U.S. Treasuries Favored Over German Bunds Before Jackson Hole by Carmignac
Carmignac Gestion has switched to Treasuries from German debt on a bet that 10-year U.S. yields have further to fall because the Federal Reserve will support the world’s largest economy as it faces the risk of recession.
Treasury yields “will stay low and have a chance to go lower from current levels,” said Rose Ouahba, who helps oversee the equivalent of $72 billion as head of the Paris-based fund’s fixed-income team. “The U.S. will have very low growth and we are facing the risk of recession, even though it’s not our central forecast. Monetary policy will stay accommodative.”
Treasuries have handed investors a 3.1 percent return this month, Bank of America Merrill Lynch data show, as investors seek the relative safety of government debt on signs the U.S. economy is faltering and after the Fed pledged on Aug. 9 to keep borrowing costs near zero until at least mid-2013.
They’ve been boosted by speculation Fed Chairman Ben S. Bernanke will signal more steps to spur the economy through debt purchases when he speaks Aug. 26 in Jackson Hole, Wyoming. Bernanke used the Kansas City Fed’s annual conference for global central bankers last year to hint at a second round of so-called quantitative easing, in which the Fed purchased $600 billion of Treasuries from November 2010 to June.
Ten-year Treasury yields were 2.14 percent at 12:25 p.m. in London. They fell to a record 1.9735 percent on Aug. 18.
Carmignac increased its holdings of Treasuries at the expense of bunds at the end of July, when the 10-year yield was around 2.80 percent, Ouahba said. The fund bet that U.S. policy makers would agree to raise the nation’s debt ceiling and that this would narrow the yield difference, or spread, between U.S. and German 10-year securities.
The 10-year Treasury note yield spread over similar- maturity German bunds has narrowed to four basis points today, from 26 basis points on July 29.
“We believed that the U.S. would find an agreement by Aug. 2, so it made sense to shift from German exposure to U.S. exposure,” Ouahba said.

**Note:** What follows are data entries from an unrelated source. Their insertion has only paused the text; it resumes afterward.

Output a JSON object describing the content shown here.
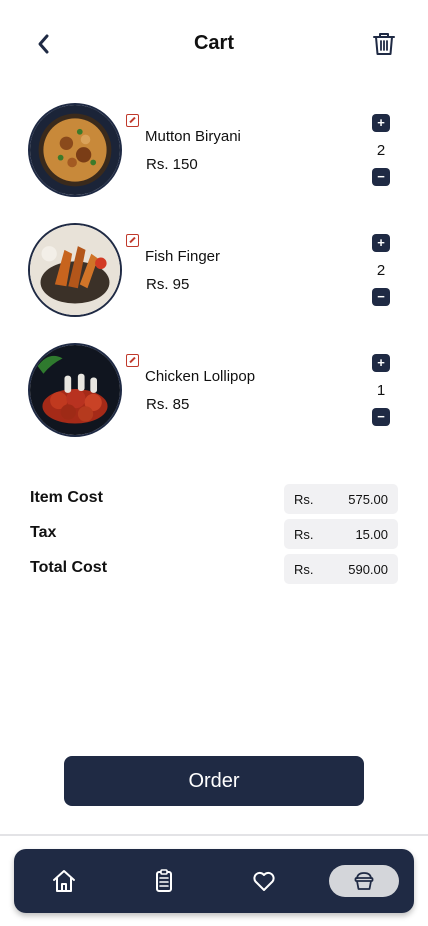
{
  "header": {
    "title": "Cart",
    "back_icon": "chevron-left-icon",
    "trash_icon": "trash-icon"
  },
  "cart": {
    "items": [
      {
        "name": "Mutton Biryani",
        "price": "Rs. 150",
        "quantity": "2",
        "image": "mutton-biryani-image"
      },
      {
        "name": "Fish Finger",
        "price": "Rs. 95",
        "quantity": "2",
        "image": "fish-finger-image"
      },
      {
        "name": "Chicken Lollipop",
        "price": "Rs. 85",
        "quantity": "1",
        "image": "chicken-lollipop-image"
      }
    ],
    "plus_label": "+",
    "minus_label": "−"
  },
  "summary": {
    "rows": [
      {
        "label": "Item Cost",
        "currency": "Rs.",
        "value": "575.00"
      },
      {
        "label": "Tax",
        "currency": "Rs.",
        "value": "15.00"
      },
      {
        "label": "Total Cost",
        "currency": "Rs.",
        "value": "590.00"
      }
    ]
  },
  "order_button": {
    "label": "Order"
  },
  "bottom_nav": {
    "items": [
      "home-icon",
      "clipboard-icon",
      "heart-icon",
      "basket-icon"
    ],
    "active": "basket-icon"
  },
  "colors": {
    "primary": "#1f2a44",
    "veg_mark": "#c0392b",
    "summary_box": "#f1f1f3",
    "nav_active": "#d4d6da"
  }
}
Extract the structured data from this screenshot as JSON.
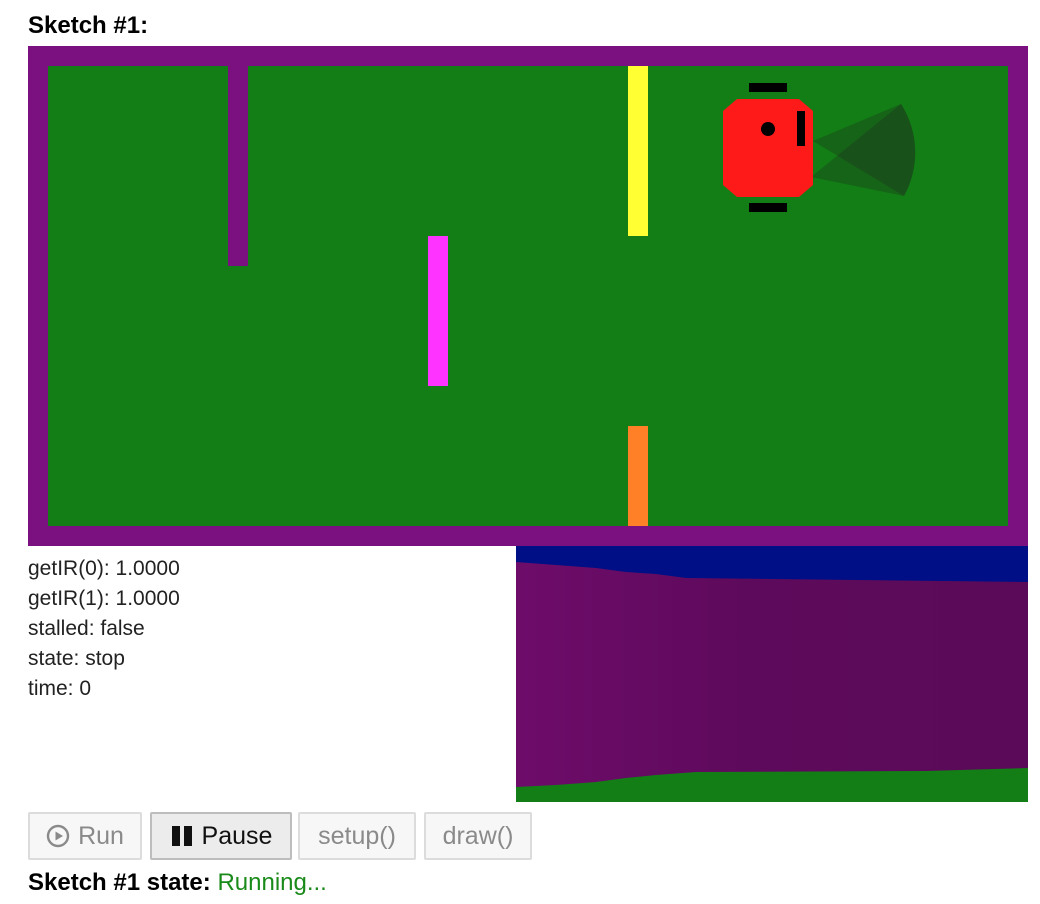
{
  "sketch": {
    "title": "Sketch #1:",
    "state_label": "Sketch #1 state:",
    "state_value": "Running..."
  },
  "colors": {
    "wall": "#7b1180",
    "floor": "#127e15",
    "robot": "#ff1a1a",
    "obstacle_yellow": "#ffff33",
    "obstacle_magenta": "#ff33ff",
    "obstacle_orange": "#ff8026",
    "sky": "#000f85",
    "status_running": "#1a8a1a"
  },
  "readouts": [
    "getIR(0): 1.0000",
    "getIR(1): 1.0000",
    "stalled: false",
    "state: stop",
    "time: 0"
  ],
  "controls": {
    "run_label": "Run",
    "pause_label": "Pause",
    "setup_label": "setup()",
    "draw_label": "draw()",
    "run_icon": "play-circle-icon",
    "pause_icon": "pause-icon"
  }
}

The 25 billion-euro Carmignac Patrimoine fund had 11 percent of its bond allocation in Treasuries by the middle of August, up from 4.5 percent in mid-July, it said by e-mail. Of Carmignac’s $72 billion of assets under management, 46 percent was in fixed-income securities as of June 30, according to the company’s website.
U.S. growth in the second quarter slowed to a pace that has typically been followed by a contraction within a year, according to data since World War II used in an April study by Jeremy Nalewaik, a Fed board staff economist. Gross domestic product, adjusted for inflation, cooled to a 1.6 percent rate in the second quarter from a year earlier.
Growth is “considerably slower” than anticipated, the Federal Open Market Committee said in a statement on Aug. 9. The Philadelphia Fed’s general economic index dropped to minus 30.7 this month, the lowest since March 2009, when the economy was in recession.
Carmignac isn’t fazed by Standard & Poor’s Aug. 5 decision to cut the U.S. credit rating to AA+ from AAA, Ouahba said.
“The action of S&P was more a political message,” she said. “We don’t think this is going to be an issue, especially because the Fed has the option to print money in case of a supply shock in the U.S. market.”
To contact the reporter on this story: Emma Charlton in London at firstname.lastname@example.org.